As it turns out, it doesn't matter. Either is as good as the other. And anywhere in between is also just as good.

Even more interesting is that it does not matter that the distribution is standard normal. No matter what the distribution is (well, there are a few technical caveats, but I don't feel like I'm betraying the spirit of the results to say that it doesn't matter), as long as the distribution of entries is the same as the distribution of possible outcomes, and as long as the pool has a lot of entries, it doesn't matter what you guess.

So, at least to the extent that you believe our abstract game models your pool reasonably well, any guess is as good as any other. Fill out your bracket based on geography, uniform color, fierceness of mascot, or whatever other criteria you want. Your chances are as good as anyone else's.

If you're a casual follower of college hoops, you might find this liberating. While I haven't given you any actual advice on how to fill out your brackets, at least I've absolved you of any guilt you may have had about entering a contest where you have no idea what you're doing.

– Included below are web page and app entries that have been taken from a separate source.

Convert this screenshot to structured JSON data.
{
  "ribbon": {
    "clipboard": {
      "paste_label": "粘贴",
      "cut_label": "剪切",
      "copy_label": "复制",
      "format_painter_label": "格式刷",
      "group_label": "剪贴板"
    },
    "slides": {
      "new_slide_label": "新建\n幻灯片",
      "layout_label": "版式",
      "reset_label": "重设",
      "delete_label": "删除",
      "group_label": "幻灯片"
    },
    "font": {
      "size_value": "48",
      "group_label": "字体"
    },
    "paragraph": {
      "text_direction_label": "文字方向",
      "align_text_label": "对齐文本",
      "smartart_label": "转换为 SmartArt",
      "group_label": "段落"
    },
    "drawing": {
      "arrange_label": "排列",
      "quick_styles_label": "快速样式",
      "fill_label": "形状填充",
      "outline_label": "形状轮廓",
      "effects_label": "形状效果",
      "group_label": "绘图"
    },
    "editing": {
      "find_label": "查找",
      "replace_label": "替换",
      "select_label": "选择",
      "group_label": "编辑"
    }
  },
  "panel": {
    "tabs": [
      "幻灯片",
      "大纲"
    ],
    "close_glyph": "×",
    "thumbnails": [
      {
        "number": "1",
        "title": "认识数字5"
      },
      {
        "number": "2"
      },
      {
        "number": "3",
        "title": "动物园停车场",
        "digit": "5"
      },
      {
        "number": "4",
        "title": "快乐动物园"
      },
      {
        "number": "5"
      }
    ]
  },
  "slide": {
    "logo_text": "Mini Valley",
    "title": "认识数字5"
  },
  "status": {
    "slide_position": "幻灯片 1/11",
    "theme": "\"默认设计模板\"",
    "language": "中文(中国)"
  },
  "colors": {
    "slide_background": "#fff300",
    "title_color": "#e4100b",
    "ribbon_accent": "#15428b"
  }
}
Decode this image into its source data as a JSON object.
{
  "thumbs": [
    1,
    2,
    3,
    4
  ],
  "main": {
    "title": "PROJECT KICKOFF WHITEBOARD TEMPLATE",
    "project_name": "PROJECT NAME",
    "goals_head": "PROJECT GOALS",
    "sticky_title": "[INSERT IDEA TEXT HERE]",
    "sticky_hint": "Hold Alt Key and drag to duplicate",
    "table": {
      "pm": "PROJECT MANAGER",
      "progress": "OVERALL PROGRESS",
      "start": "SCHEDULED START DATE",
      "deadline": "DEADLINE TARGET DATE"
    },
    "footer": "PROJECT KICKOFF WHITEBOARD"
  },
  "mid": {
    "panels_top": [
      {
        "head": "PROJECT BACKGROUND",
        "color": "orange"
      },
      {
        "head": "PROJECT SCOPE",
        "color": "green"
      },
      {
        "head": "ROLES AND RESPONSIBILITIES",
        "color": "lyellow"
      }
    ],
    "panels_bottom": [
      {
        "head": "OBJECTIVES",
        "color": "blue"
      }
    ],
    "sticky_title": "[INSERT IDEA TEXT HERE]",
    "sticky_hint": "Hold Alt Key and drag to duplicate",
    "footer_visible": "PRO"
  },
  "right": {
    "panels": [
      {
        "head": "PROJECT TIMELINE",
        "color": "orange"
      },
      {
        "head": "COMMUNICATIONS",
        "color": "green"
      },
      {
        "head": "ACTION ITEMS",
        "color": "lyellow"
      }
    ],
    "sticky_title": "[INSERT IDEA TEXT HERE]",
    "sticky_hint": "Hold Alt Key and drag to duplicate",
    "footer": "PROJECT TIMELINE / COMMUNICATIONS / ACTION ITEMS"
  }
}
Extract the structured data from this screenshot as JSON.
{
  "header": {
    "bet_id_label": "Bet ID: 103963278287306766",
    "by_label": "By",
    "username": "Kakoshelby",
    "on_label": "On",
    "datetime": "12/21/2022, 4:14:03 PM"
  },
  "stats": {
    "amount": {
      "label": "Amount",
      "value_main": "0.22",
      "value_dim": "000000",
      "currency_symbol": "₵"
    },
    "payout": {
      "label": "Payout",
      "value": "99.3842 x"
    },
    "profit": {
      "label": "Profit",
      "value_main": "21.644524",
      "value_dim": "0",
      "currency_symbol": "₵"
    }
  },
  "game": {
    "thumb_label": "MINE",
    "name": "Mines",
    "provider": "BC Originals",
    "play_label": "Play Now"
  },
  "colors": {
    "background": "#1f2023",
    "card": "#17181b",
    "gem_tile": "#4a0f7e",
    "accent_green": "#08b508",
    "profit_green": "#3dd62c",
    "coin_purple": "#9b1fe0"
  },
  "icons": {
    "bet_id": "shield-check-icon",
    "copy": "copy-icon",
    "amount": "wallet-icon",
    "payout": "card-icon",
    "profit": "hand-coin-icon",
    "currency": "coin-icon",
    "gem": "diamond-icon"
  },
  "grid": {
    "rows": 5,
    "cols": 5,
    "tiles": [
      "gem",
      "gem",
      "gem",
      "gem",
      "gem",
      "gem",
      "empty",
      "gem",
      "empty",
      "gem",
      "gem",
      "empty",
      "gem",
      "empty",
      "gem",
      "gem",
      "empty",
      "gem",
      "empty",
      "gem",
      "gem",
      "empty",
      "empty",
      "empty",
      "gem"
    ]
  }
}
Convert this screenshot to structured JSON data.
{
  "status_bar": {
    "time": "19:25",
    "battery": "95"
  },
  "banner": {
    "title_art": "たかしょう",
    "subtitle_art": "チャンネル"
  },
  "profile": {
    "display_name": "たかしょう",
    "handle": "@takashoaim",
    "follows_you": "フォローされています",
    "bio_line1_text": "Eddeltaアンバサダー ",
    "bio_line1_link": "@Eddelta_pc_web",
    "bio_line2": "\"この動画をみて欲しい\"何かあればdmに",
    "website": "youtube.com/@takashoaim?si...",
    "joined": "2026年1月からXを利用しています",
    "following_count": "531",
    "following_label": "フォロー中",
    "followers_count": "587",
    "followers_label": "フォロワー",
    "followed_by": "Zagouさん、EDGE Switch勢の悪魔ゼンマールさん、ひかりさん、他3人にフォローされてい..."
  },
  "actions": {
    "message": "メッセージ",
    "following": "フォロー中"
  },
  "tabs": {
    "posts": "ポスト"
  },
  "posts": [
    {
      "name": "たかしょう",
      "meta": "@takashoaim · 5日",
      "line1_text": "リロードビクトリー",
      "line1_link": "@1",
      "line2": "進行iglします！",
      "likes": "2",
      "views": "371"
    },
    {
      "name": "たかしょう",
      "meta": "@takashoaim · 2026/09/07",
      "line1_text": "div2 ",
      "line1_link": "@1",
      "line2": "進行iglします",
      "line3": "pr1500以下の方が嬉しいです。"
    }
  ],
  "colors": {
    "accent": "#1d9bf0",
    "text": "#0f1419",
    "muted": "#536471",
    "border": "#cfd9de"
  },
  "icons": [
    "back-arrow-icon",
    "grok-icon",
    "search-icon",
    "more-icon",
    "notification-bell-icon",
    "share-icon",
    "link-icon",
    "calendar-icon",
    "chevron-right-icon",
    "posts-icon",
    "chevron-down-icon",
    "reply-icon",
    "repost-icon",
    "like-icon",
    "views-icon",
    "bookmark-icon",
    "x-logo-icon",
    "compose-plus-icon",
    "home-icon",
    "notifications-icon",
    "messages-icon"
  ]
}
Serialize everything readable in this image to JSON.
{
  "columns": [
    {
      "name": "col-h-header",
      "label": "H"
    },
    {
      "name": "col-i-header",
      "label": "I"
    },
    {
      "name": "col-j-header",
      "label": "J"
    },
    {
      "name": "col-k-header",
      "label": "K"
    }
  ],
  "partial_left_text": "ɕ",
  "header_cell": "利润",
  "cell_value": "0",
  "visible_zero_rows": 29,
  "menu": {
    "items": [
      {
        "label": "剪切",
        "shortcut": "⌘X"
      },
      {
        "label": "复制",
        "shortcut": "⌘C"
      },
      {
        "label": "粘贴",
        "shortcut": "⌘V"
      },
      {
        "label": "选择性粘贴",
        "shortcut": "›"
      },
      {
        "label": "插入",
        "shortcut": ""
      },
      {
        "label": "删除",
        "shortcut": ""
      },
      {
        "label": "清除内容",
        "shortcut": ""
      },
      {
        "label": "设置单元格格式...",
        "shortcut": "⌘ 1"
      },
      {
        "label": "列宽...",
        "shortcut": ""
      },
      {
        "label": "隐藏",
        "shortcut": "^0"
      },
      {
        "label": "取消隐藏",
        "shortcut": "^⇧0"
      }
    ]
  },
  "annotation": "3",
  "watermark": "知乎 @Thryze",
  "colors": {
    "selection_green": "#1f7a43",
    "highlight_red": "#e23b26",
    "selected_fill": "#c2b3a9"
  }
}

This entry was posted on Monday, March 12th, 2007 at 4:02 am and is filed under Non-football, Statgeekery. You can follow any responses to this entry through the RSS 2.0 feed. Both comments and pings are currently closed.